In the late 19th century the Wolverton Rugby Football Club (known then simply as the Wolverton Football Club, played several teams who would now be considered superior – Northampton Saints, Warwick, Coventry, St Thomas Hospital, London and one game only against Bedford.
Bedford’s football club in the 19th century played for some years under both codes. One week they played under Football Association rules and the next week using Rugby Union rules. This seems very quaint now and was recognised at the time as being unsustainable, so in 1882 the two codes parted company and set up separate teams. The rugby team named themselves Bedford Swifts and the club is still going today and plays in the East Midlands league.
On November 28th 1885 Wolverton travelled to Bedford to play against the Swifts and the game ended in a rancorous draw, with ill feeling on both sides. Letters were written to Croydon’s Weekly Standard (later known as the Bucks Standard) and I reproduce them here to perhaps tell the story.
First the Wolverton account:
Sir – Having been questioned by several persons as to the reason the Bedford Football Club refuse to play the return match with our club, I should be obliged if you would allow me to inform those of your readers who take an interest in our club, the grounds on which this refusal is based.We journeyed to Bedford on the 28th ult. (November) to play our first match of the season with this club. When the teams faced each other, it was evident that the Wolverton team was at a great disadvantage, their opponents being much more strongly represented, yet the game, which at first appeared an easy win for the home team, resulted in a draw. During the first half-time Bedford obtained a try, and, in the second half, both teams played a fast game, but, about one minute before time was called, the Wolverton team, contrary to the expectation of their opponents, succeeded in obtaining a try. It was then that the Bedford captain, finding that their chance of victory was over, time being called, appeared terribly agitated, and objected to the try being obtained by Wolverton.I wish to state the facts as they occurred. The ball was run in, and the umpires appealed to. Both decided that the try was fairly obtained, but the Bedford captain, contrary to the rules of football, disputed the decision of both umpires. Last week I received a letter stating that, after what occurred, the Bedford Club would not meet to play the return match. I can only say that if members of this club are so lost to fair play, their refysal to meet again reflects discredit upon themselves only.On behalf of the Club,I remain yours faithfully,Alf. E. AbbottHon. Sec. Wolverton FC.Wolverton, December 17, 1885.

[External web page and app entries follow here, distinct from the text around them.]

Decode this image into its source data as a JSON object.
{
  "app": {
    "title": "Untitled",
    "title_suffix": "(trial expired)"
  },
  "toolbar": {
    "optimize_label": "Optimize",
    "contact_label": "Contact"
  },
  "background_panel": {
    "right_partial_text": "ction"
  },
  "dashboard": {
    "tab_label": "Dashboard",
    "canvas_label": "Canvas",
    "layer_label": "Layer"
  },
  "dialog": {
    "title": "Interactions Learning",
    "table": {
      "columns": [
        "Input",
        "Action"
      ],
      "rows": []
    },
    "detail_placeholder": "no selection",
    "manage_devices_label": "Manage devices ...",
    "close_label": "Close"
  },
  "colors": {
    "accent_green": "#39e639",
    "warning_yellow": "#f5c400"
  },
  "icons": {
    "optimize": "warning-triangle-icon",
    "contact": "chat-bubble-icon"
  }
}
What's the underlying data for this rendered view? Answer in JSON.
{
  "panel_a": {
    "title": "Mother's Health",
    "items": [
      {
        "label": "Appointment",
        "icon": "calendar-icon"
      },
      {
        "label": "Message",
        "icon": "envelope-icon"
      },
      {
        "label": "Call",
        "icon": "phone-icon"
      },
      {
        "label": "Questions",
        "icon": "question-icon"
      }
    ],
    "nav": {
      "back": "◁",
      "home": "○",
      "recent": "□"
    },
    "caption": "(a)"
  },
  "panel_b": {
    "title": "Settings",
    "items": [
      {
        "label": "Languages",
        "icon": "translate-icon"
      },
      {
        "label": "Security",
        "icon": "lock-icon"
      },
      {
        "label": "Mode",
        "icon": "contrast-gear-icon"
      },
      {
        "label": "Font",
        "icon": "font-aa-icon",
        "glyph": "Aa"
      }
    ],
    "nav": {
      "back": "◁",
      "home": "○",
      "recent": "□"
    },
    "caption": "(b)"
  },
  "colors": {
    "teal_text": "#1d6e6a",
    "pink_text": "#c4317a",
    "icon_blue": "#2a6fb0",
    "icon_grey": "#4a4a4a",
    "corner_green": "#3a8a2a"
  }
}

Sir—I was surprised to see in your last issue a letter from the hoin. sec. of the Wolverton Football Club alleging reasons for our discontinuing the connection wish his club. As perhaps he may not be satisfied with an unqualified denial of those reasons, I may as well state our objections to again meeting his club are their ungentlemanly conduct and language, which were such as are expected only from the roughest of roughs, and which ought to be altogether foreign to the game of football. I am sorry to say that such notice was taken of it by the lookers on, that those who had not already left the field in disgust greeted the retirement of the Wolverton team with a storm of hooting. As to the remarks on the terrible agitation and unfairness or our captain, 1 can only say Mr. Abbott’s power of perception must be wonderfully keen, for no one has ever observed those qualities before, although the gentleman in question has been paying football for years. I am, Sir, yours faithfully, A. F. DUDLEY. Hon. Sec. Bedford Swifts Football Club40, Adelaide Square, Bedford.
133 years later it is difficult to say who was at fault. Words were obviously spoken and not forgiven and relations were poisoned forever. Bedford, as far as I know, never played against Wolverton, although there have been games played between Bedford and Milton Keynes – so to that extent, the hatchet has been buried. This can be contrasted with Northampton Saints, whom Wolverton played several times at the end of the 19th century. In the early years of the re-formation of the Wolverton Rugby Club, Northampton Saints were kind enough to send a team to Wolverton to help to promote the game. By that time the Saints were among the top clubs in the country (as indeed they are today) and relations remained cordial, although they had been competitive in the 1880s and 1890s.